Before the tumultuous events of the 1960's ended his long life, "Sambo" prevailed in American culture as the cheerful and comical entertainer. This stereotypical image of the black male, which developed during the Colonial period, extended into all regions and classes, pervading all levels of popular culture for over two centuries. It stands as an outstanding example of how American society has used humor oppressively.
Joseph Boskin's Sambo provides a comprehensive history of this American icon's rise and decline, tracing the image of "Sambo" in circuses and minstrel shows, in comic strips and novels, in children's stories, in advertisements and illustrations, in films and slides, in magazines and newspapers, and in knick-knacks found throughout the house. He demonstrates how the stereotype began to unravel in the 1930s with several radio series, specifically the Jack Benny show, which undercut and altered the "Sambo" image. Finally, the democratic thrust of World War II, coupled with the advent of the Civil Rights movement and growing national recognition of prominent black comedians in the 1950's and '60's, laid Sambo to rest.

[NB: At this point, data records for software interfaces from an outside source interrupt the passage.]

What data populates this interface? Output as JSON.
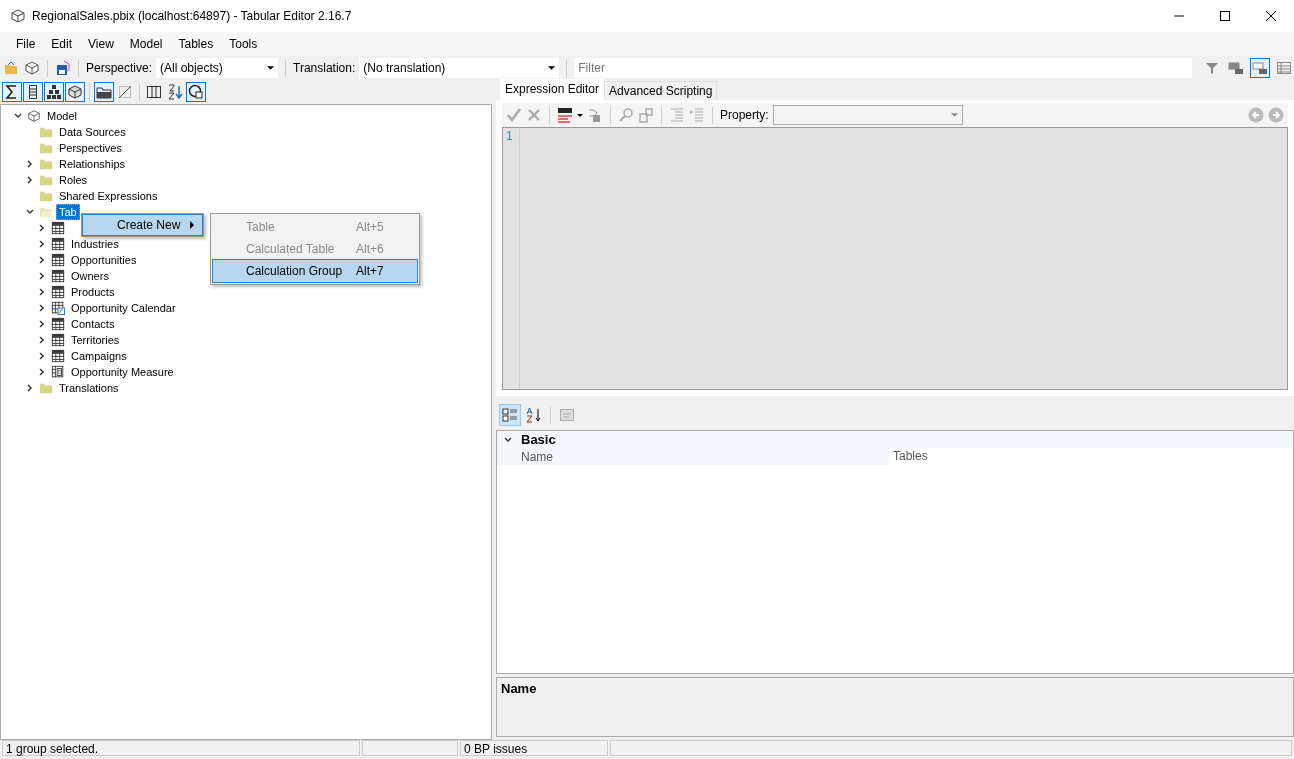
{
  "window": {
    "title": "RegionalSales.pbix (localhost:64897) - Tabular Editor 2.16.7"
  },
  "menu_bar": [
    "File",
    "Edit",
    "View",
    "Model",
    "Tables",
    "Tools"
  ],
  "toolbar": {
    "perspective_label": "Perspective:",
    "perspective": "(All objects)",
    "translation_label": "Translation:",
    "translation": "(No translation)",
    "filter": {
      "placeholder": "Filter"
    },
    "view_buttons": [
      {
        "kind": "filter",
        "selected": false
      },
      {
        "kind": "tree-grid",
        "selected": false
      },
      {
        "kind": "tree-grid",
        "selected": true
      },
      {
        "kind": "list",
        "selected": false
      }
    ]
  },
  "tree_toolbar": [
    {
      "kind": "sigma",
      "selected": true
    },
    {
      "kind": "column",
      "selected": true
    },
    {
      "kind": "hierarchy",
      "selected": true
    },
    {
      "kind": "cube",
      "selected": true
    },
    {
      "kind": "folder",
      "selected": true
    },
    {
      "kind": "hidden",
      "selected": false
    },
    {
      "kind": "columns",
      "selected": false
    },
    {
      "kind": "sort",
      "selected": false
    },
    {
      "kind": "perspective",
      "selected": true
    }
  ],
  "tree": [
    {
      "label": "Model",
      "kind": "model",
      "expanded": true,
      "selected": false,
      "children": [
        {
          "label": "Data Sources",
          "kind": "folder",
          "selected": false
        },
        {
          "label": "Perspectives",
          "kind": "folder",
          "selected": false
        },
        {
          "label": "Relationships",
          "kind": "folder",
          "expanded": false,
          "selected": false
        },
        {
          "label": "Roles",
          "kind": "folder",
          "expanded": false,
          "selected": false
        },
        {
          "label": "Shared Expressions",
          "kind": "folder",
          "selected": false
        },
        {
          "label": "Tab",
          "kind": "open-folder",
          "expanded": true,
          "selected": true,
          "children": [
            {
              "kind": "table",
              "expanded": false
            },
            {
              "label": "Industries",
              "kind": "table",
              "expanded": false,
              "selected": false
            },
            {
              "label": "Opportunities",
              "kind": "table",
              "expanded": false,
              "selected": false
            },
            {
              "label": "Owners",
              "kind": "table",
              "expanded": false,
              "selected": false
            },
            {
              "label": "Products",
              "kind": "table",
              "expanded": false,
              "selected": false
            },
            {
              "label": "Opportunity Calendar",
              "kind": "calc-table",
              "expanded": false,
              "selected": false
            },
            {
              "label": "Contacts",
              "kind": "table",
              "expanded": false,
              "selected": false
            },
            {
              "label": "Territories",
              "kind": "table",
              "expanded": false,
              "selected": false
            },
            {
              "label": "Campaigns",
              "kind": "table",
              "expanded": false,
              "selected": false
            },
            {
              "label": "Opportunity Measure",
              "kind": "measure-table",
              "expanded": false,
              "selected": false
            }
          ]
        },
        {
          "label": "Translations",
          "kind": "folder",
          "expanded": false,
          "selected": false
        }
      ]
    }
  ],
  "context_menu": {
    "items": [
      {
        "label": "Create New",
        "submenu": true,
        "selected": true
      }
    ],
    "submenu": [
      {
        "label": "Table",
        "shortcut": "Alt+5",
        "disabled": true,
        "selected": false
      },
      {
        "label": "Calculated Table",
        "shortcut": "Alt+6",
        "disabled": true,
        "selected": false
      },
      {
        "label": "Calculation Group",
        "shortcut": "Alt+7",
        "disabled": false,
        "selected": true
      }
    ]
  },
  "editor": {
    "tabs": [
      {
        "label": "Expression Editor",
        "selected": true
      },
      {
        "label": "Advanced Scripting",
        "selected": false
      }
    ],
    "property_label": "Property:",
    "line_numbers": [
      "1"
    ]
  },
  "properties": {
    "toolbar": [
      {
        "kind": "categorized",
        "selected": true
      },
      {
        "kind": "alphabetical",
        "selected": false
      },
      {
        "kind": "pages",
        "selected": false
      }
    ],
    "categories": [
      {
        "name": "Basic",
        "expanded": true,
        "rows": [
          {
            "name": "Name",
            "value": "Tables"
          }
        ]
      }
    ],
    "description_title": "Name"
  },
  "status_bar": [
    {
      "text": "1 group selected."
    },
    {
      "text": "0 BP issues"
    }
  ]
}
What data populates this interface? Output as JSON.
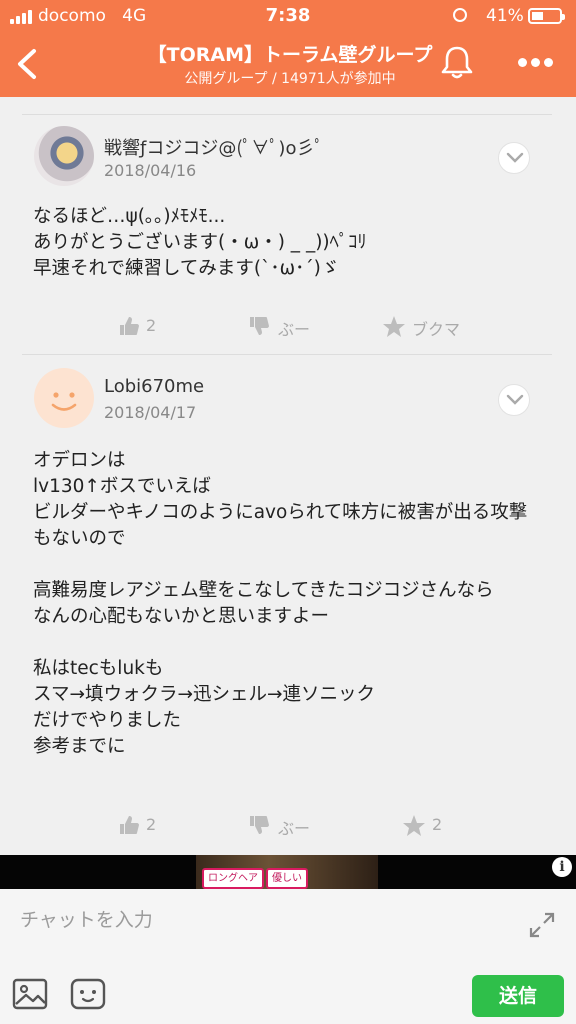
{
  "status_bar": {
    "carrier": "docomo",
    "network": "4G",
    "time": "7:38",
    "battery": "41%",
    "battery_level": 0.41
  },
  "header": {
    "title": "【TORAM】トーラム壁グループ",
    "subtitle": "公開グループ / 14971人が参加中",
    "back_icon": "chevron-left-icon",
    "bell_icon": "bell-icon",
    "more_icon": "more-dots-icon"
  },
  "posts": [
    {
      "user": "戦響ƒコジコジ@(ﾟ∀ﾟ)o彡ﾟ",
      "date": "2018/04/16",
      "body": "なるほど…ψ(｡｡)ﾒﾓﾒﾓ...\nありがとうございます(・ω・) _ _))ﾍﾟｺﾘ\n早速それで練習してみます(`･ω･´)ゞ",
      "like_count": "2",
      "dislike_label": "ぶー",
      "bookmark_label": "ブクマ"
    },
    {
      "user": "Lobi670me",
      "date": "2018/04/17",
      "body": "オデロンは\nlv130↑ボスでいえば\nビルダーやキノコのようにavoられて味方に被害が出る攻撃もないので\n\n高難易度レアジェム壁をこなしてきたコジコジさんなら\nなんの心配もないかと思いますよー\n\n私はtecもlukも\nスマ→填ウォクラ→迅シェル→連ソニック\nだけでやりました\n参考までに",
      "like_count": "2",
      "dislike_label": "ぶー",
      "bookmark_label": "2"
    }
  ],
  "ad": {
    "tags": [
      "ロングヘア",
      "優しい"
    ],
    "info_label": "i"
  },
  "input": {
    "placeholder": "チャットを入力",
    "value": "",
    "send_label": "送信"
  },
  "colors": {
    "accent": "#f5794a",
    "send": "#2fbf4a",
    "muted": "#aaaaaa"
  }
}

Deftly revealing Sambo's roots in the jester of feudal tradition and focusing on five visagesplantation darky, minstrel man, joke butt, postcard buffoon, and movie chauffeurBoskin explores the old stereotype of the bug-eyed, dancing, dumb, grinning, shuffling darky who once entertained all America. Every era and region knew the image: it filled the material culture from bric-a-brac to whisky pourers from the 1660s to the 1960s and made Sambo ``the first truly indigenous American humor character,'' Boskin argues. His sharp portraits of the visages show how Sambo was used to imprison blacks and their resistance to it. His sometimes brilliant analysis deserves a reading by everyone interested in race and American popular culture. Highly recommended. Thomas J. Davis, African American Studies Dept., SUNY at Buffalo